Read the data below. Then repeat all of it exactly.
** PROVIDED DATA follows **
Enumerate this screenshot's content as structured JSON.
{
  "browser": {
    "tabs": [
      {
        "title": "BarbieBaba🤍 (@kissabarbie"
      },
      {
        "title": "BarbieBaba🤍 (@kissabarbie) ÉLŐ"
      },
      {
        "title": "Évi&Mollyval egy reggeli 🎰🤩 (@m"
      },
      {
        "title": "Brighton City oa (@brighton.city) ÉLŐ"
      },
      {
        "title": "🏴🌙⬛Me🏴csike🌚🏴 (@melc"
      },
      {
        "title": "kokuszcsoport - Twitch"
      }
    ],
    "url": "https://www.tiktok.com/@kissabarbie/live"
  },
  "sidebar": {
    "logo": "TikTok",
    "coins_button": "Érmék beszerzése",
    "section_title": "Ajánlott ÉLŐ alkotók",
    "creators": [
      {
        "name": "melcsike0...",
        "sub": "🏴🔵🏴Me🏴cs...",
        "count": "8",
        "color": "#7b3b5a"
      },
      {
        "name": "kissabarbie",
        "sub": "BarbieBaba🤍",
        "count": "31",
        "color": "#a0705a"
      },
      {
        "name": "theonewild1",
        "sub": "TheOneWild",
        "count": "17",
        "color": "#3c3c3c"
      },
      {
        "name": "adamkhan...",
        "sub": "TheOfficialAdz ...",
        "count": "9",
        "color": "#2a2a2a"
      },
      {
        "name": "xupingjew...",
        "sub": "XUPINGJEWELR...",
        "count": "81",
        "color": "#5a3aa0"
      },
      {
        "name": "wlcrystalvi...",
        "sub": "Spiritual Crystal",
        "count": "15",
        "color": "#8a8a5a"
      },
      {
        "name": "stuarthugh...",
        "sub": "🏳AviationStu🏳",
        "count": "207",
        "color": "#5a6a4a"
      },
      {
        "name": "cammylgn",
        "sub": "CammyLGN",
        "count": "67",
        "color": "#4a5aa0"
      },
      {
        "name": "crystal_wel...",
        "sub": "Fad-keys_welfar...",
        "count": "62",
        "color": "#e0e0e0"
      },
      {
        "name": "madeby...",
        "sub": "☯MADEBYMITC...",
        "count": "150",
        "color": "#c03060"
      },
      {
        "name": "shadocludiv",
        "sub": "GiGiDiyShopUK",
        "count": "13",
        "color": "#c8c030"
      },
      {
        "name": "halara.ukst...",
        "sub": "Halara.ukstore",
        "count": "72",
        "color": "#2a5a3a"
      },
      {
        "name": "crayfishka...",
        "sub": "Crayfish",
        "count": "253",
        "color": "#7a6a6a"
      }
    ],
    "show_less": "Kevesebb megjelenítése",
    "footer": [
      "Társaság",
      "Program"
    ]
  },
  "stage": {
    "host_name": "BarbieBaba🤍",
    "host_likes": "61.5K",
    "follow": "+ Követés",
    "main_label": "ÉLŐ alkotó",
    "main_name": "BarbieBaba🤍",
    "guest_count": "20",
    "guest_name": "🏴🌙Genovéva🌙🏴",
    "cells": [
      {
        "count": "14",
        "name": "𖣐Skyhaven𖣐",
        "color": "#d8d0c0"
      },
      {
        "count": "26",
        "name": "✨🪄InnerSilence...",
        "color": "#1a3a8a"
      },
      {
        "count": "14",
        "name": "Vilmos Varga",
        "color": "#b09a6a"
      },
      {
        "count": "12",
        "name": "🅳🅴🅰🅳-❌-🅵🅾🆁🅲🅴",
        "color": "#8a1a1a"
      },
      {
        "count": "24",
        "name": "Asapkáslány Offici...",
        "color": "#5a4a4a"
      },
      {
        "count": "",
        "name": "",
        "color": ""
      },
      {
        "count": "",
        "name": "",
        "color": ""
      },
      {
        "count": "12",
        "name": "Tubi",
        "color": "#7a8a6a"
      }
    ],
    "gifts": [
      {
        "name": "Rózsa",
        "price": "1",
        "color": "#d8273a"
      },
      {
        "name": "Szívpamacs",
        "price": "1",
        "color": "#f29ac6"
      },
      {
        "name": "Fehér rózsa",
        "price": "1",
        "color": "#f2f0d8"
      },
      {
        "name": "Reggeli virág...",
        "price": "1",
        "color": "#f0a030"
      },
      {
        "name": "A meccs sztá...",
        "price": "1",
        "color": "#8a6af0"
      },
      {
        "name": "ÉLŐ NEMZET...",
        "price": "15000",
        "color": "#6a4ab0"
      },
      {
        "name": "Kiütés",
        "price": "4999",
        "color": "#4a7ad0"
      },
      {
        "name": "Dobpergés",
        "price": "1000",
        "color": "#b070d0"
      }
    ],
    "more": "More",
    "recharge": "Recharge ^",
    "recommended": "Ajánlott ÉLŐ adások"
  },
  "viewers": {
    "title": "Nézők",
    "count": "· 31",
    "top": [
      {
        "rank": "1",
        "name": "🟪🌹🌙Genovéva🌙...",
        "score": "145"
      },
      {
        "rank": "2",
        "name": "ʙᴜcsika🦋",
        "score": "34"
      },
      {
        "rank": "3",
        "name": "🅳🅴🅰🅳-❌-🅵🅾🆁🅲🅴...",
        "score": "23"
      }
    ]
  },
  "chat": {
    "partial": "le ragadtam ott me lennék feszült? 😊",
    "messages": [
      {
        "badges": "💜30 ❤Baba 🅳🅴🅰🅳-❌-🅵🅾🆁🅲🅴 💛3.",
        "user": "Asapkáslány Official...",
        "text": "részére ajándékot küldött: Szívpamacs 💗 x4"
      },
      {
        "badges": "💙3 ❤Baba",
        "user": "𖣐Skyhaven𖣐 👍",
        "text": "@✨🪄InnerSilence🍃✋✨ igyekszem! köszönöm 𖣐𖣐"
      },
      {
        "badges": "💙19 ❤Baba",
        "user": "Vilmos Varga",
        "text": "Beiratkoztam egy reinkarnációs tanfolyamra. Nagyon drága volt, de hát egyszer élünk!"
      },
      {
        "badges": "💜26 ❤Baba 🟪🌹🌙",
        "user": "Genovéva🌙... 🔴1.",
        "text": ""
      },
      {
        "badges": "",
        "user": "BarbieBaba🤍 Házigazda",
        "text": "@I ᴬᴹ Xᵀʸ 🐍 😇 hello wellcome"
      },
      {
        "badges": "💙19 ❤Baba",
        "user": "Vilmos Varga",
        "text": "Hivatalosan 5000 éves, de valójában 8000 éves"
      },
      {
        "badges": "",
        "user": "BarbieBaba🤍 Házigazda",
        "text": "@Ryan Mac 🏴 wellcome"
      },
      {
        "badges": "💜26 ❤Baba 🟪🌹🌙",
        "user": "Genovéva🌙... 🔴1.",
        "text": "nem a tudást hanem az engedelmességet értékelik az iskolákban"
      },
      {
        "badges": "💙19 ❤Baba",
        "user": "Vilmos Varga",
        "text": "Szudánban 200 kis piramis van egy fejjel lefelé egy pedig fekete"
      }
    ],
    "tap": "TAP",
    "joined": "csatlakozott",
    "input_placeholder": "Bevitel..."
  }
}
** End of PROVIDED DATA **
**REPLY TO THE EXERCISE:**
Enumerate this screenshot's content as structured JSON.
{
  "browser": {
    "tabs": [
      {
        "title": "BarbieBaba🤍 (@kissabarbie"
      },
      {
        "title": "BarbieBaba🤍 (@kissabarbie) ÉLŐ"
      },
      {
        "title": "Évi&Mollyval egy reggeli 🎰🤩 (@m"
      },
      {
        "title": "Brighton City oa (@brighton.city) ÉLŐ"
      },
      {
        "title": "🏴🌙⬛Me🏴csike🌚🏴 (@melc"
      },
      {
        "title": "kokuszcsoport - Twitch"
      }
    ],
    "url": "https://www.tiktok.com/@kissabarbie/live"
  },
  "sidebar": {
    "logo": "TikTok",
    "coins_button": "Érmék beszerzése",
    "section_title": "Ajánlott ÉLŐ alkotók",
    "creators": [
      {
        "name": "melcsike0...",
        "sub": "🏴🔵🏴Me🏴cs...",
        "count": "8",
        "color": "#7b3b5a"
      },
      {
        "name": "kissabarbie",
        "sub": "BarbieBaba🤍",
        "count": "31",
        "color": "#a0705a"
      },
      {
        "name": "theonewild1",
        "sub": "TheOneWild",
        "count": "17",
        "color": "#3c3c3c"
      },
      {
        "name": "adamkhan...",
        "sub": "TheOfficialAdz ...",
        "count": "9",
        "color": "#2a2a2a"
      },
      {
        "name": "xupingjew...",
        "sub": "XUPINGJEWELR...",
        "count": "81",
        "color": "#5a3aa0"
      },
      {
        "name": "wlcrystalvi...",
        "sub": "Spiritual Crystal",
        "count": "15",
        "color": "#8a8a5a"
      },
      {
        "name": "stuarthugh...",
        "sub": "🏳AviationStu🏳",
        "count": "207",
        "color": "#5a6a4a"
      },
      {
        "name": "cammylgn",
        "sub": "CammyLGN",
        "count": "67",
        "color": "#4a5aa0"
      },
      {
        "name": "crystal_wel...",
        "sub": "Fad-keys_welfar...",
        "count": "62",
        "color": "#e0e0e0"
      },
      {
        "name": "madeby...",
        "sub": "☯MADEBYMITC...",
        "count": "150",
        "color": "#c03060"
      },
      {
        "name": "shadocludiv",
        "sub": "GiGiDiyShopUK",
        "count": "13",
        "color": "#c8c030"
      },
      {
        "name": "halara.ukst...",
        "sub": "Halara.ukstore",
        "count": "72",
        "color": "#2a5a3a"
      },
      {
        "name": "crayfishka...",
        "sub": "Crayfish",
        "count": "253",
        "color": "#7a6a6a"
      }
    ],
    "show_less": "Kevesebb megjelenítése",
    "footer": [
      "Társaság",
      "Program"
    ]
  },
  "stage": {
    "host_name": "BarbieBaba🤍",
    "host_likes": "61.5K",
    "follow": "+ Követés",
    "main_label": "ÉLŐ alkotó",
    "main_name": "BarbieBaba🤍",
    "guest_count": "20",
    "guest_name": "🏴🌙Genovéva🌙🏴",
    "cells": [
      {
        "count": "14",
        "name": "𖣐Skyhaven𖣐",
        "color": "#d8d0c0"
      },
      {
        "count": "26",
        "name": "✨🪄InnerSilence...",
        "color": "#1a3a8a"
      },
      {
        "count": "14",
        "name": "Vilmos Varga",
        "color": "#b09a6a"
      },
      {
        "count": "12",
        "name": "🅳🅴🅰🅳-❌-🅵🅾🆁🅲🅴",
        "color": "#8a1a1a"
      },
      {
        "count": "24",
        "name": "Asapkáslány Offici...",
        "color": "#5a4a4a"
      },
      {
        "count": "",
        "name": "",
        "color": ""
      },
      {
        "count": "",
        "name": "",
        "color": ""
      },
      {
        "count": "12",
        "name": "Tubi",
        "color": "#7a8a6a"
      }
    ],
    "gifts": [
      {
        "name": "Rózsa",
        "price": "1",
        "color": "#d8273a"
      },
      {
        "name": "Szívpamacs",
        "price": "1",
        "color": "#f29ac6"
      },
      {
        "name": "Fehér rózsa",
        "price": "1",
        "color": "#f2f0d8"
      },
      {
        "name": "Reggeli virág...",
        "price": "1",
        "color": "#f0a030"
      },
      {
        "name": "A meccs sztá...",
        "price": "1",
        "color": "#8a6af0"
      },
      {
        "name": "ÉLŐ NEMZET...",
        "price": "15000",
        "color": "#6a4ab0"
      },
      {
        "name": "Kiütés",
        "price": "4999",
        "color": "#4a7ad0"
      },
      {
        "name": "Dobpergés",
        "price": "1000",
        "color": "#b070d0"
      }
    ],
    "more": "More",
    "recharge": "Recharge ^",
    "recommended": "Ajánlott ÉLŐ adások"
  },
  "viewers": {
    "title": "Nézők",
    "count": "· 31",
    "top": [
      {
        "rank": "1",
        "name": "🟪🌹🌙Genovéva🌙...",
        "score": "145"
      },
      {
        "rank": "2",
        "name": "ʙᴜcsika🦋",
        "score": "34"
      },
      {
        "rank": "3",
        "name": "🅳🅴🅰🅳-❌-🅵🅾🆁🅲🅴...",
        "score": "23"
      }
    ]
  },
  "chat": {
    "partial": "le ragadtam ott me lennék feszült? 😊",
    "messages": [
      {
        "badges": "💜30 ❤Baba 🅳🅴🅰🅳-❌-🅵🅾🆁🅲🅴 💛3.",
        "user": "Asapkáslány Official...",
        "text": "részére ajándékot küldött: Szívpamacs 💗 x4"
      },
      {
        "badges": "💙3 ❤Baba",
        "user": "𖣐Skyhaven𖣐 👍",
        "text": "@✨🪄InnerSilence🍃✋✨ igyekszem! köszönöm 𖣐𖣐"
      },
      {
        "badges": "💙19 ❤Baba",
        "user": "Vilmos Varga",
        "text": "Beiratkoztam egy reinkarnációs tanfolyamra. Nagyon drága volt, de hát egyszer élünk!"
      },
      {
        "badges": "💜26 ❤Baba 🟪🌹🌙",
        "user": "Genovéva🌙... 🔴1.",
        "text": ""
      },
      {
        "badges": "",
        "user": "BarbieBaba🤍 Házigazda",
        "text": "@I ᴬᴹ Xᵀʸ 🐍 😇 hello wellcome"
      },
      {
        "badges": "💙19 ❤Baba",
        "user": "Vilmos Varga",
        "text": "Hivatalosan 5000 éves, de valójában 8000 éves"
      },
      {
        "badges": "",
        "user": "BarbieBaba🤍 Házigazda",
        "text": "@Ryan Mac 🏴 wellcome"
      },
      {
        "badges": "💜26 ❤Baba 🟪🌹🌙",
        "user": "Genovéva🌙... 🔴1.",
        "text": "nem a tudást hanem az engedelmességet értékelik az iskolákban"
      },
      {
        "badges": "💙19 ❤Baba",
        "user": "Vilmos Varga",
        "text": "Szudánban 200 kis piramis van egy fejjel lefelé egy pedig fekete"
      }
    ],
    "tap": "TAP",
    "joined": "csatlakozott",
    "input_placeholder": "Bevitel..."
  }
}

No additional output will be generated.